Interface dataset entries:

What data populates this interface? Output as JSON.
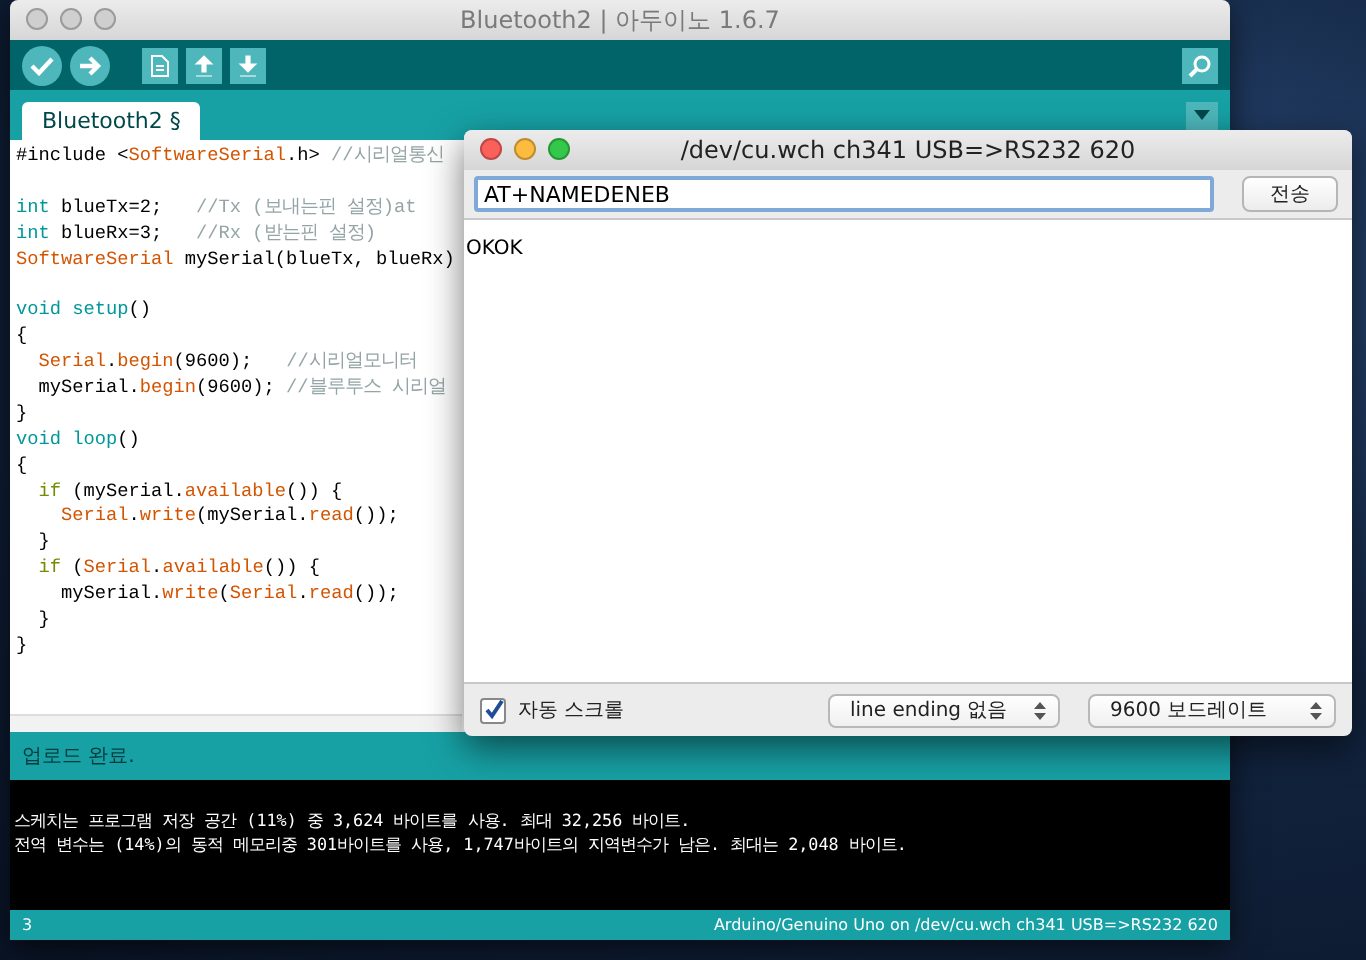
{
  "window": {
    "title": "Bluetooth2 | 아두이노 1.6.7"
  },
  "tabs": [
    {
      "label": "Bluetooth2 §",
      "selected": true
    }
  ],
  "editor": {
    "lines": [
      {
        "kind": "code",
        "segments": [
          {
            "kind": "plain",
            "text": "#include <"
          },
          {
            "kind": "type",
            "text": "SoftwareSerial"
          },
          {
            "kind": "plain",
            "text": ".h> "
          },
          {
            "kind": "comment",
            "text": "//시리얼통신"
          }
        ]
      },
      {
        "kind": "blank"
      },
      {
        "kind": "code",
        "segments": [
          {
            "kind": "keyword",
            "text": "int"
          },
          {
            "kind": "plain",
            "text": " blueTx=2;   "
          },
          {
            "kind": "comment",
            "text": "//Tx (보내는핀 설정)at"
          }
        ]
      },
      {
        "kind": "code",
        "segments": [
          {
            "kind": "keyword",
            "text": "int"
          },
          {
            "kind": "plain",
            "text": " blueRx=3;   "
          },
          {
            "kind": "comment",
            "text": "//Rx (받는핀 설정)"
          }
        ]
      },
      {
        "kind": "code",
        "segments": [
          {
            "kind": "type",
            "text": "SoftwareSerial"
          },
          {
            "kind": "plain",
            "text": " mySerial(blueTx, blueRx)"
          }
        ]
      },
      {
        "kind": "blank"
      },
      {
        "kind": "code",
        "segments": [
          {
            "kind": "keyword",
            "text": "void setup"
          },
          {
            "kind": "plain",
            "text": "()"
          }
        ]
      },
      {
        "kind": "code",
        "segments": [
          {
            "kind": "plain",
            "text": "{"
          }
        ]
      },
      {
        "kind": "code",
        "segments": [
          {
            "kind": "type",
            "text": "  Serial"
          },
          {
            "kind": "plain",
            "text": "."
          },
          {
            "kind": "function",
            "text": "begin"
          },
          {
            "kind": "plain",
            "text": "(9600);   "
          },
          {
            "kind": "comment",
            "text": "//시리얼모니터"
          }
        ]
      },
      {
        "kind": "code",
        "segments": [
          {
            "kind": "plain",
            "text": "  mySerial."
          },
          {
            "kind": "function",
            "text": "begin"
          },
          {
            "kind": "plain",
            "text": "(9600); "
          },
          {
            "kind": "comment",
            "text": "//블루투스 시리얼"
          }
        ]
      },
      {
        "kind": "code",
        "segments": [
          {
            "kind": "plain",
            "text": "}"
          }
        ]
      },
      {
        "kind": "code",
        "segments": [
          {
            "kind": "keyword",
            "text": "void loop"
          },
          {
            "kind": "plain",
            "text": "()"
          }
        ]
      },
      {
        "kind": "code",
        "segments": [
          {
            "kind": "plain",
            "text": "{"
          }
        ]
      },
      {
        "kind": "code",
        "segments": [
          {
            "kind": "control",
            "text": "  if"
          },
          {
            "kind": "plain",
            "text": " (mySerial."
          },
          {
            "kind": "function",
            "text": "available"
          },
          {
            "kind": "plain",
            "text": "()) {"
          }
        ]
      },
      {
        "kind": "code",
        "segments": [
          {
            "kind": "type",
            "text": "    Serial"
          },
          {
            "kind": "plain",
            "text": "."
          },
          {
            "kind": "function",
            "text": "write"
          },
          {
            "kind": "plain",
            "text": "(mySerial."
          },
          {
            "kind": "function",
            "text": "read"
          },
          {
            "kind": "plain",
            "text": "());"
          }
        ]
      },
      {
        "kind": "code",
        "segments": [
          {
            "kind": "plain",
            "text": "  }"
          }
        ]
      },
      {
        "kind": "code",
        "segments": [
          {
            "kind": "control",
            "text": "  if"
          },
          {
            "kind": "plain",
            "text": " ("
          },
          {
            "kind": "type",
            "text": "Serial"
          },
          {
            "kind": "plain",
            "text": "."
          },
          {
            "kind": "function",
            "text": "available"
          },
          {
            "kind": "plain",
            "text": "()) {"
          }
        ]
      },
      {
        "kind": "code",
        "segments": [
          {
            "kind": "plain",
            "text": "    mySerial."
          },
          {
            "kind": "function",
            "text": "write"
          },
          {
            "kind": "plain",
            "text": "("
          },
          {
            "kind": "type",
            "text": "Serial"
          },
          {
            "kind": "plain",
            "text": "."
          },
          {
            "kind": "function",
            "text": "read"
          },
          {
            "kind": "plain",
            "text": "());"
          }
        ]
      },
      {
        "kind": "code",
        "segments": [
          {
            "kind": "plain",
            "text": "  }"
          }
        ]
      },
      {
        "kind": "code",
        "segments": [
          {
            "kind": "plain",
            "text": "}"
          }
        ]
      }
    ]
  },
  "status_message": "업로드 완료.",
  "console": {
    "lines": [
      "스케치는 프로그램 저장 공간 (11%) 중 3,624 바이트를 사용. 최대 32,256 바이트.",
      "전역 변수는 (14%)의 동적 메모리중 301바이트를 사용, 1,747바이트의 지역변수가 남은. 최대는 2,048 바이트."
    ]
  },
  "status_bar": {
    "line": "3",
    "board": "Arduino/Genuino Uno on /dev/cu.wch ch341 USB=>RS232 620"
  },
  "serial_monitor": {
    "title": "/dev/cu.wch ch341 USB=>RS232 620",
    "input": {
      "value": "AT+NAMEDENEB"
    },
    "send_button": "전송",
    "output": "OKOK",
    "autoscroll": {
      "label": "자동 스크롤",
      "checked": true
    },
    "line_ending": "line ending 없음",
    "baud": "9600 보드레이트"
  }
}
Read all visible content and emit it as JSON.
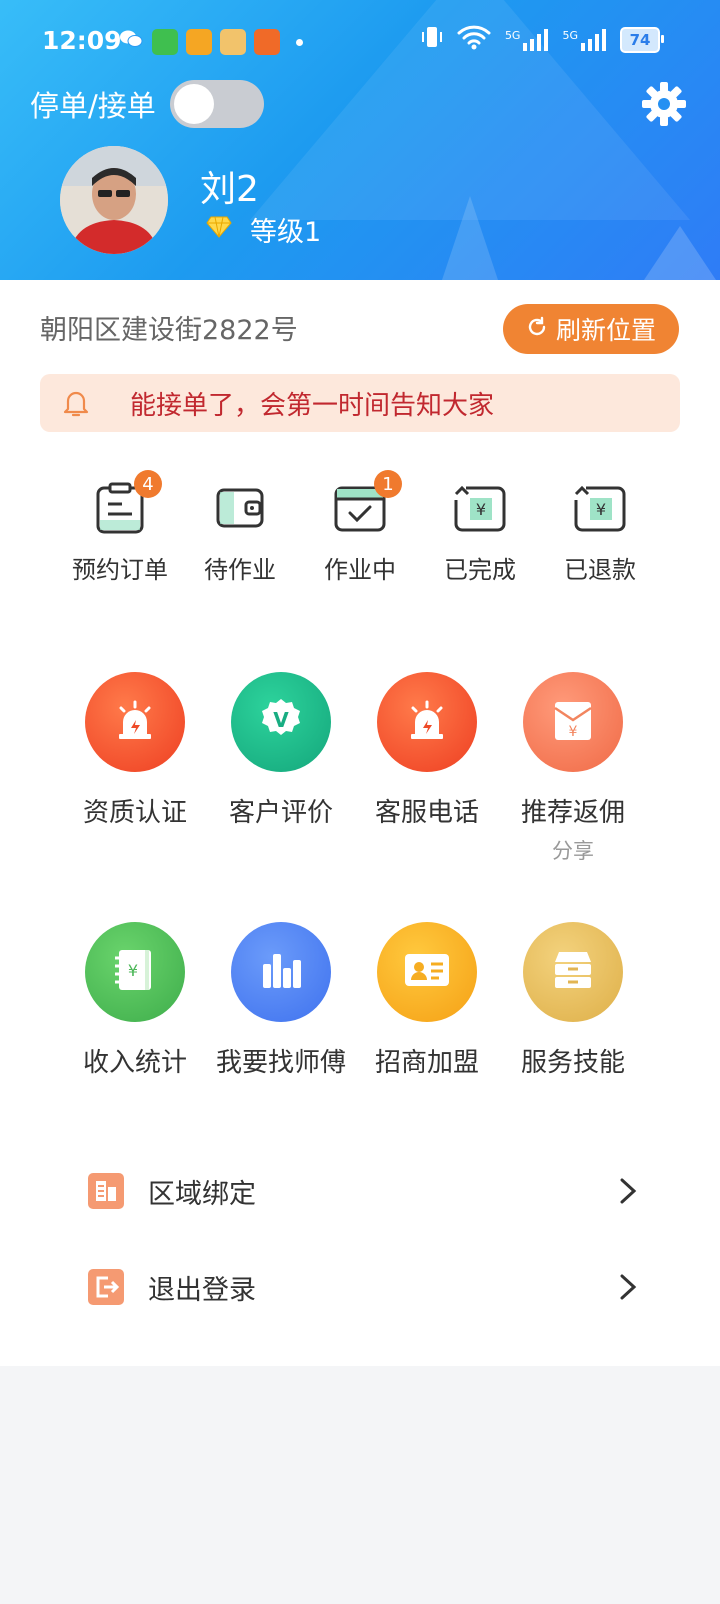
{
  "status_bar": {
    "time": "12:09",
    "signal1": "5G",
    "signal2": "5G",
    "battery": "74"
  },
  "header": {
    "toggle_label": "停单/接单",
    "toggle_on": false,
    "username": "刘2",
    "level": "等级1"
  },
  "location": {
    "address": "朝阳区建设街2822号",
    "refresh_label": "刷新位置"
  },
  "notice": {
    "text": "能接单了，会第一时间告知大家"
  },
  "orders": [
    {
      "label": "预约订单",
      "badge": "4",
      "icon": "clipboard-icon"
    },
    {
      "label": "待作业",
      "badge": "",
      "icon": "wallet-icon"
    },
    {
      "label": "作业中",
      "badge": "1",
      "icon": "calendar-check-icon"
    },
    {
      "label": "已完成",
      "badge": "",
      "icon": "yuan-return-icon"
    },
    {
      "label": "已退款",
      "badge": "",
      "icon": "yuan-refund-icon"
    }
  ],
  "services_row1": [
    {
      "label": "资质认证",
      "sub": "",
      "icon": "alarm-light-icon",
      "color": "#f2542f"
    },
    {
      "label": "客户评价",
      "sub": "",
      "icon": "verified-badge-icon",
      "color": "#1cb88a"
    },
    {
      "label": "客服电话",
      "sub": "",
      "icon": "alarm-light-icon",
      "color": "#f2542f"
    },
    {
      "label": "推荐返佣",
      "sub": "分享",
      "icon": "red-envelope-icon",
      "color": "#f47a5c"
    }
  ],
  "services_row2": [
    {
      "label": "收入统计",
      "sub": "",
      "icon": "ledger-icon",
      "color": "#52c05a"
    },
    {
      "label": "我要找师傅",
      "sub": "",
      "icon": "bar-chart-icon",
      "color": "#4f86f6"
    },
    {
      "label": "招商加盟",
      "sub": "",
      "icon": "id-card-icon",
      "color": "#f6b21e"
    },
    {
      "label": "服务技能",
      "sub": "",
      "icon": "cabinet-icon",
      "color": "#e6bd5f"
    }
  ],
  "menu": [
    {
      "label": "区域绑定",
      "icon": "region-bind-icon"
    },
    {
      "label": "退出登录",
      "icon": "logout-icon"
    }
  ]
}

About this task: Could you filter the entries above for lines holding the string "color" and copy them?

The answer:
      "color": "#f2542f"
      "color": "#1cb88a"
      "color": "#f2542f"
      "color": "#f47a5c"
      "color": "#52c05a"
      "color": "#4f86f6"
      "color": "#f6b21e"
      "color": "#e6bd5f"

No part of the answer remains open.